Chip wrote:I would guess that so called "Darjeeling tea" sold in a canister from Iran sold in a Persian market would contain generic leaf.
Also given that much more Darjeeling tea is sold each year than is produced (yes, think about this and it is true), this is more likely a blend including Nilgiri, Nepal, Sikkim and Darjeeling teas.
It's hard to know if a package of tea is all Darjeeling leaf. In this case, you have the logo. But, I wouldn't assume it is not Darjeeling as this tea is exported all over the world and India and Iran are not that far away from each other.
When I was in Darjeeling, sellers talked about the problem of mixing tea and labeling it Darjeeling, but, they were referring to the practice of some tea gardens to take tea grown in the lowlands at the foot of the mountains that lead to Darjeeling and blend them with their own leaf thereby creating more quantity. Makaibari and some other 'big' growers were often mentioned in conjunction with this practice. I have no way of knowing the truth of this but heard it spoken of. In any case, it's usually better to buy the teas from the smaller gardens and from the higher altitudes.
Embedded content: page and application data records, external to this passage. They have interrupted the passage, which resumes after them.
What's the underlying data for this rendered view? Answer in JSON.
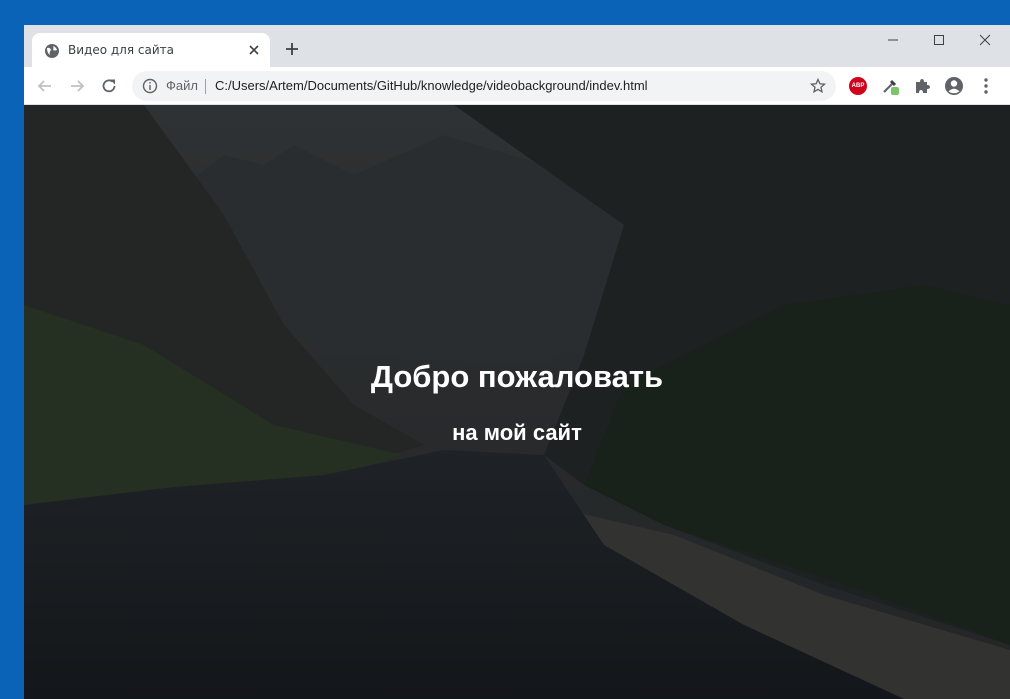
{
  "tab": {
    "title": "Видео для сайта"
  },
  "address": {
    "scheme_label": "Файл",
    "url": "C:/Users/Artem/Documents/GitHub/knowledge/videobackground/indev.html"
  },
  "extensions": {
    "abp_label": "ABP"
  },
  "page": {
    "heading": "Добро пожаловать",
    "subheading": "на мой сайт"
  },
  "icons": [
    "globe-icon",
    "close-icon",
    "plus-icon",
    "minimize-icon",
    "maximize-icon",
    "close-window-icon",
    "back-arrow-icon",
    "forward-arrow-icon",
    "reload-icon",
    "info-icon",
    "star-icon",
    "eyedropper-icon",
    "puzzle-icon",
    "profile-icon",
    "kebab-menu-icon"
  ]
}
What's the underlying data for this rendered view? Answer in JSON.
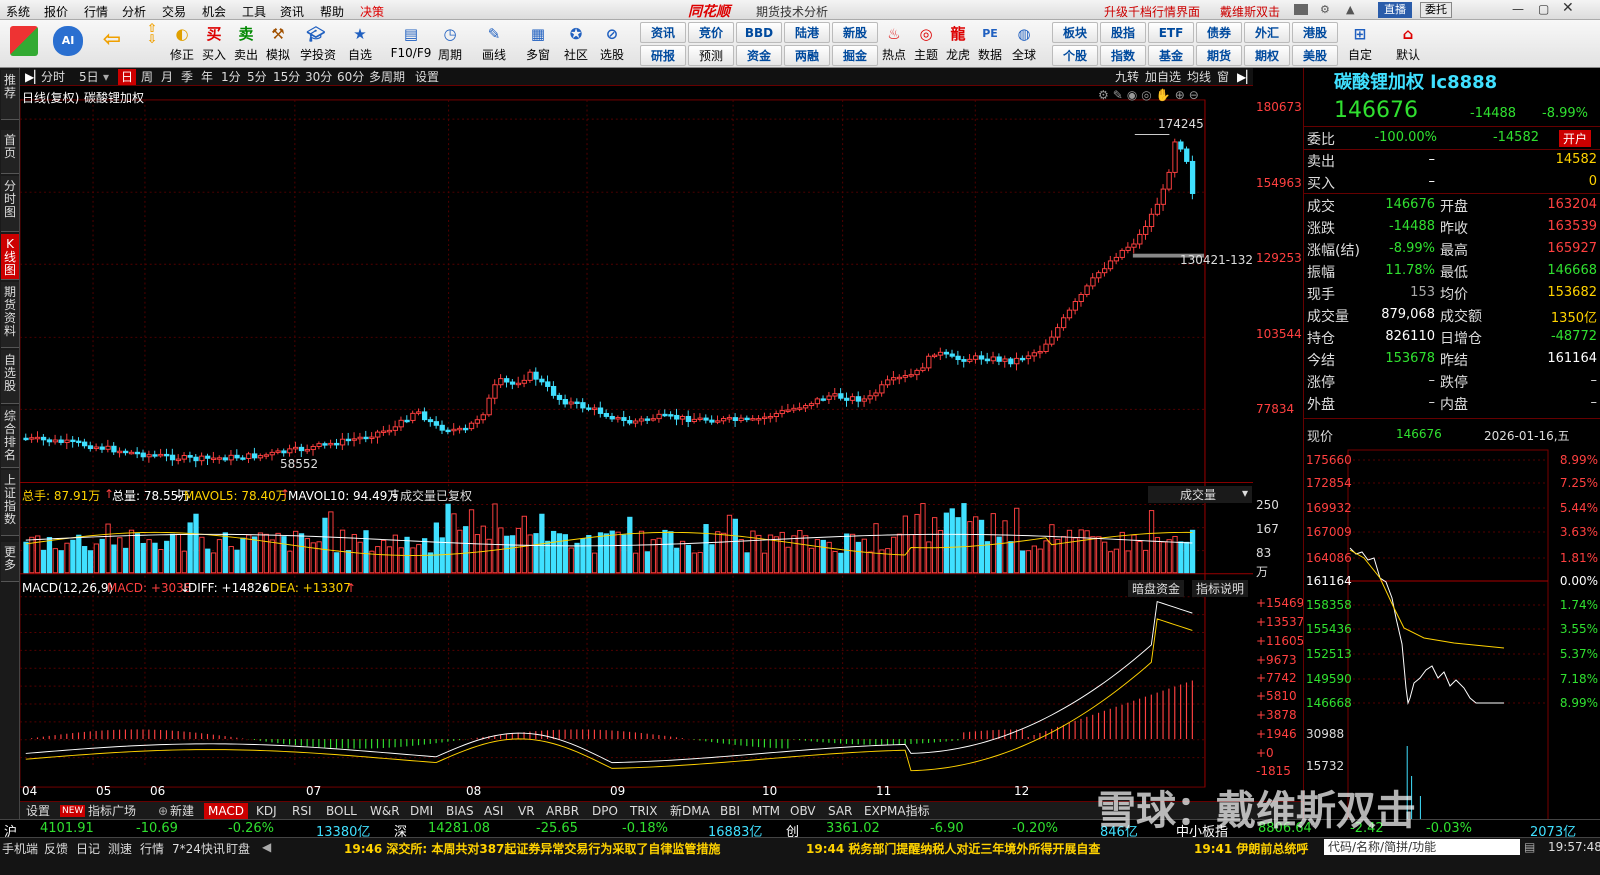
{
  "menubar": {
    "items": [
      "系统",
      "报价",
      "行情",
      "分析",
      "交易",
      "机会",
      "工具",
      "资讯",
      "帮助",
      "决策"
    ],
    "brand": "同花顺",
    "title": "期货技术分析",
    "upgrade": "升级千档行情界面",
    "user": "戴维斯双击",
    "right_btn1": "直播",
    "right_btn2": "委托"
  },
  "toolbar": {
    "buttons": [
      {
        "label": "",
        "icon": "grid"
      },
      {
        "label": "",
        "icon": "ai"
      },
      {
        "label": "",
        "icon": "back"
      },
      {
        "label": "修正"
      },
      {
        "label": "买入"
      },
      {
        "label": "卖出"
      },
      {
        "label": "模拟"
      },
      {
        "label": "学投资"
      },
      {
        "label": "自选"
      },
      {
        "label": "F10/F9"
      },
      {
        "label": "周期"
      },
      {
        "label": "画线"
      },
      {
        "label": "多窗"
      },
      {
        "label": "社区"
      },
      {
        "label": "选股"
      }
    ],
    "pairs": [
      [
        "资讯",
        "研报"
      ],
      [
        "竞价",
        "预测"
      ],
      [
        "BBD",
        "资金"
      ],
      [
        "陆港",
        "两融"
      ],
      [
        "新股",
        "掘金"
      ]
    ],
    "buttons2": [
      {
        "label": "热点"
      },
      {
        "label": "主题"
      },
      {
        "label": "龙虎"
      },
      {
        "label": "数据"
      },
      {
        "label": "全球"
      }
    ],
    "pairs2": [
      [
        "板块",
        "个股"
      ],
      [
        "股指",
        "指数"
      ],
      [
        "ETF",
        "基金"
      ],
      [
        "债券",
        "期货"
      ],
      [
        "外汇",
        "期权"
      ],
      [
        "港股",
        "美股"
      ]
    ],
    "buttons3": [
      {
        "label": "自定"
      },
      {
        "label": "默认"
      }
    ]
  },
  "sidebar": [
    "推荐",
    "首页",
    "分时图",
    "K线图",
    "期货资料",
    "自选股",
    "综合排名",
    "上证指数",
    "更多"
  ],
  "periods": [
    "分时",
    "5日",
    "日",
    "周",
    "月",
    "季",
    "年",
    "1分",
    "5分",
    "15分",
    "30分",
    "60分",
    "多周期",
    "设置"
  ],
  "period_right": [
    "九转",
    "加自选",
    "均线",
    "窗"
  ],
  "chart_header": {
    "mode": "日线(复权)",
    "name": "碳酸锂加权"
  },
  "price_axis": [
    "180673",
    "154963",
    "129253",
    "103544",
    "77834"
  ],
  "annotations": {
    "high": "174245",
    "low": "58552",
    "line": "130421-132"
  },
  "volume_header": {
    "total": "总手: 87.91万",
    "vol": "总量: 78.55万",
    "mavol5": "MAVOL5: 78.40万",
    "mavol10": "MAVOL10: 94.49万",
    "note": "成交量已复权",
    "selector": "成交量"
  },
  "volume_axis": [
    "250",
    "167",
    "83",
    "万"
  ],
  "macd_header": {
    "title": "MACD(12,26,9)",
    "macd": "MACD: +3038",
    "diff": "DIFF: +14826",
    "dea": "DEA: +13307",
    "btn1": "暗盘资金",
    "btn2": "指标说明"
  },
  "macd_axis": [
    "+15469",
    "+13537",
    "+11605",
    "+9673",
    "+7742",
    "+5810",
    "+3878",
    "+1946",
    "+0",
    "-1815"
  ],
  "months": [
    "04",
    "05",
    "06",
    "07",
    "08",
    "09",
    "10",
    "11",
    "12"
  ],
  "quote": {
    "title": "碳酸锂加权 lc8888",
    "price": "146676",
    "change": "-14488",
    "pct": "-8.99%",
    "weibi_label": "委比",
    "weibi": "-100.00%",
    "weicha": "-14582",
    "open_label": "开户",
    "sell_label": "卖出",
    "sell_price": "–",
    "sell_vol": "14582",
    "buy_label": "买入",
    "buy_price": "–",
    "buy_vol": "0",
    "rows": [
      [
        "成交",
        "146676",
        "开盘",
        "163204"
      ],
      [
        "涨跌",
        "-14488",
        "昨收",
        "163539"
      ],
      [
        "涨幅(结)",
        "-8.99%",
        "最高",
        "165927"
      ],
      [
        "振幅",
        "11.78%",
        "最低",
        "146668"
      ],
      [
        "现手",
        "153",
        "均价",
        "153682"
      ],
      [
        "成交量",
        "879,068",
        "成交额",
        "1350亿"
      ],
      [
        "持仓",
        "826110",
        "日增仓",
        "-48772"
      ],
      [
        "今结",
        "153678",
        "昨结",
        "161164"
      ],
      [
        "涨停",
        "–",
        "跌停",
        "–"
      ],
      [
        "外盘",
        "–",
        "内盘",
        "–"
      ]
    ],
    "cur_label": "现价",
    "cur": "146676",
    "date": "2026-01-16,五"
  },
  "mini_chart": {
    "left_axis": [
      "175660",
      "172854",
      "169932",
      "167009",
      "164086",
      "161164",
      "158358",
      "155436",
      "152513",
      "149590",
      "146668",
      "30988",
      "15732"
    ],
    "right_axis": [
      "8.99%",
      "7.25%",
      "5.44%",
      "3.63%",
      "1.81%",
      "0.00%",
      "1.74%",
      "3.55%",
      "5.37%",
      "7.18%",
      "8.99%"
    ]
  },
  "tabs": [
    "设置",
    "指标广场",
    "新建",
    "MACD",
    "KDJ",
    "RSI",
    "BOLL",
    "W&R",
    "DMI",
    "BIAS",
    "ASI",
    "VR",
    "ARBR",
    "DPO",
    "TRIX",
    "新DMA",
    "BBI",
    "MTM",
    "OBV",
    "SAR",
    "EXPMA指标"
  ],
  "tab_new_badge": "NEW",
  "index_bar": [
    {
      "name": "沪",
      "value": "4101.91",
      "chg": "-10.69",
      "pct": "-0.26%",
      "amt": "13380亿"
    },
    {
      "name": "深",
      "value": "14281.08",
      "chg": "-25.65",
      "pct": "-0.18%",
      "amt": "16883亿"
    },
    {
      "name": "创",
      "value": "3361.02",
      "chg": "-6.90",
      "pct": "-0.20%",
      "amt": "846亿"
    },
    {
      "name": "中小板指",
      "value": "8806.64",
      "chg": "-2.42",
      "pct": "-0.03%",
      "amt": "2073亿"
    }
  ],
  "status": {
    "left": [
      "手机端",
      "反馈",
      "日记",
      "测速",
      "行情",
      "7*24快讯",
      "盯盘"
    ],
    "news1": "19:46 深交所: 本周共对387起证券异常交易行为采取了自律监管措施",
    "news2": "19:44 税务部门提醒纳税人对近三年境外所得开展自查",
    "news3": "19:41 伊朗前总统呼",
    "search": "代码/名称/简拼/功能",
    "time": "19:57:48"
  },
  "watermark": "雪球：戴维斯双击",
  "colors": {
    "up": "#ff4040",
    "down": "#40e0ff",
    "text_green": "#30e030",
    "yellow": "#ffd200",
    "accent": "#cc0000"
  }
}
Also, Nepal and Sikkim teas are virtually the same as Darjeeling. Of course, quality will vary from garden to garden but cultivar, altitude, and, weather are pretty much identical. They are all right next to each other on the map. Take away the names and it's all one region. It's quite a big growing area.